- _TASK GOAL_
Set the records down again in full, with every word kept.

- _RECORD SET_
▼▼▼

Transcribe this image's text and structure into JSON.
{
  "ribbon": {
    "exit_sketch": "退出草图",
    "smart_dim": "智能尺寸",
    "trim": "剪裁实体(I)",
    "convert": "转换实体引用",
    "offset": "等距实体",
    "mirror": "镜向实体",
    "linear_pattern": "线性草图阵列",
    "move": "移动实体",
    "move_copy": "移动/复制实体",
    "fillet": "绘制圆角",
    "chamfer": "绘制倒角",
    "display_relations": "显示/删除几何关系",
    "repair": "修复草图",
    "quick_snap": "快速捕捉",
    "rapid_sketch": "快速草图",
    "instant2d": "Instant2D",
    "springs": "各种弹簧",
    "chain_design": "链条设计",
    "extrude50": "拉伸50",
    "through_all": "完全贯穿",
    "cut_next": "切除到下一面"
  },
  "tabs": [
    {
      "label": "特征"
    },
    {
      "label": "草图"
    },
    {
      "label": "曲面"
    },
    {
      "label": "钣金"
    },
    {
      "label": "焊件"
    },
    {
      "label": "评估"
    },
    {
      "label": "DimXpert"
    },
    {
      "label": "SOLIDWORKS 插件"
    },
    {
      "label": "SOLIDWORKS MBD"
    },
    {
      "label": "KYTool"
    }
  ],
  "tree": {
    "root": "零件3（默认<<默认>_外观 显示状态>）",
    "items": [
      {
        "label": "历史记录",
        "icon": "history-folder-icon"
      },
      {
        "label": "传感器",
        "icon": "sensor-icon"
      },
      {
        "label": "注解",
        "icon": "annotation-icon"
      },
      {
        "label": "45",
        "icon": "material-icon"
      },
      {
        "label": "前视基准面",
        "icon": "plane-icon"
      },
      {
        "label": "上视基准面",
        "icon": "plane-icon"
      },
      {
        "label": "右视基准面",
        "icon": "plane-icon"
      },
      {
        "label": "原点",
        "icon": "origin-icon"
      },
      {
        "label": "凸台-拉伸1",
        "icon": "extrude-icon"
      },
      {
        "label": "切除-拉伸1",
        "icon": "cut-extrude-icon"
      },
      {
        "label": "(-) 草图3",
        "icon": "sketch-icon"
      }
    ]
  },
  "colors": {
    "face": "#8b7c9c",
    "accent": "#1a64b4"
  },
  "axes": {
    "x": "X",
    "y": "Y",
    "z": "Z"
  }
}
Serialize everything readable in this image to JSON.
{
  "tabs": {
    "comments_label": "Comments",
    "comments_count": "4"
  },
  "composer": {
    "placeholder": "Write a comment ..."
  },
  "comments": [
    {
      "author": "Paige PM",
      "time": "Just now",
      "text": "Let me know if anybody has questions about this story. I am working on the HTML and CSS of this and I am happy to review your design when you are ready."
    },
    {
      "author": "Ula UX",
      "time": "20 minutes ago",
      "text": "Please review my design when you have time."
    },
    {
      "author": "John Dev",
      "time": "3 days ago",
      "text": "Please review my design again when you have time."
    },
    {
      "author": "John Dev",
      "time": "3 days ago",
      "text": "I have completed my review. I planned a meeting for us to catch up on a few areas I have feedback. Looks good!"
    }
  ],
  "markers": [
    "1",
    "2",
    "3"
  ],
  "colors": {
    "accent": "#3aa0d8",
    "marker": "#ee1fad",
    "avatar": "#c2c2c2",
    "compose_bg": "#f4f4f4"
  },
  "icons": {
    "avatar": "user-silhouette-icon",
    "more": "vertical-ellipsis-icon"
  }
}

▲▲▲

- _YOUR RESPONSE_
Transcribe this image's text and structure into JSON.
{
  "ribbon": {
    "exit_sketch": "退出草图",
    "smart_dim": "智能尺寸",
    "trim": "剪裁实体(I)",
    "convert": "转换实体引用",
    "offset": "等距实体",
    "mirror": "镜向实体",
    "linear_pattern": "线性草图阵列",
    "move": "移动实体",
    "move_copy": "移动/复制实体",
    "fillet": "绘制圆角",
    "chamfer": "绘制倒角",
    "display_relations": "显示/删除几何关系",
    "repair": "修复草图",
    "quick_snap": "快速捕捉",
    "rapid_sketch": "快速草图",
    "instant2d": "Instant2D",
    "springs": "各种弹簧",
    "chain_design": "链条设计",
    "extrude50": "拉伸50",
    "through_all": "完全贯穿",
    "cut_next": "切除到下一面"
  },
  "tabs": [
    {
      "label": "特征"
    },
    {
      "label": "草图"
    },
    {
      "label": "曲面"
    },
    {
      "label": "钣金"
    },
    {
      "label": "焊件"
    },
    {
      "label": "评估"
    },
    {
      "label": "DimXpert"
    },
    {
      "label": "SOLIDWORKS 插件"
    },
    {
      "label": "SOLIDWORKS MBD"
    },
    {
      "label": "KYTool"
    }
  ],
  "tree": {
    "root": "零件3（默认<<默认>_外观 显示状态>）",
    "items": [
      {
        "label": "历史记录",
        "icon": "history-folder-icon"
      },
      {
        "label": "传感器",
        "icon": "sensor-icon"
      },
      {
        "label": "注解",
        "icon": "annotation-icon"
      },
      {
        "label": "45",
        "icon": "material-icon"
      },
      {
        "label": "前视基准面",
        "icon": "plane-icon"
      },
      {
        "label": "上视基准面",
        "icon": "plane-icon"
      },
      {
        "label": "右视基准面",
        "icon": "plane-icon"
      },
      {
        "label": "原点",
        "icon": "origin-icon"
      },
      {
        "label": "凸台-拉伸1",
        "icon": "extrude-icon"
      },
      {
        "label": "切除-拉伸1",
        "icon": "cut-extrude-icon"
      },
      {
        "label": "(-) 草图3",
        "icon": "sketch-icon"
      }
    ]
  },
  "colors": {
    "face": "#8b7c9c",
    "accent": "#1a64b4"
  },
  "axes": {
    "x": "X",
    "y": "Y",
    "z": "Z"
  }
}
Serialize everything readable in this image to JSON.
{
  "tabs": {
    "comments_label": "Comments",
    "comments_count": "4"
  },
  "composer": {
    "placeholder": "Write a comment ..."
  },
  "comments": [
    {
      "author": "Paige PM",
      "time": "Just now",
      "text": "Let me know if anybody has questions about this story. I am working on the HTML and CSS of this and I am happy to review your design when you are ready."
    },
    {
      "author": "Ula UX",
      "time": "20 minutes ago",
      "text": "Please review my design when you have time."
    },
    {
      "author": "John Dev",
      "time": "3 days ago",
      "text": "Please review my design again when you have time."
    },
    {
      "author": "John Dev",
      "time": "3 days ago",
      "text": "I have completed my review. I planned a meeting for us to catch up on a few areas I have feedback. Looks good!"
    }
  ],
  "markers": [
    "1",
    "2",
    "3"
  ],
  "colors": {
    "accent": "#3aa0d8",
    "marker": "#ee1fad",
    "avatar": "#c2c2c2",
    "compose_bg": "#f4f4f4"
  },
  "icons": {
    "avatar": "user-silhouette-icon",
    "more": "vertical-ellipsis-icon"
  }
}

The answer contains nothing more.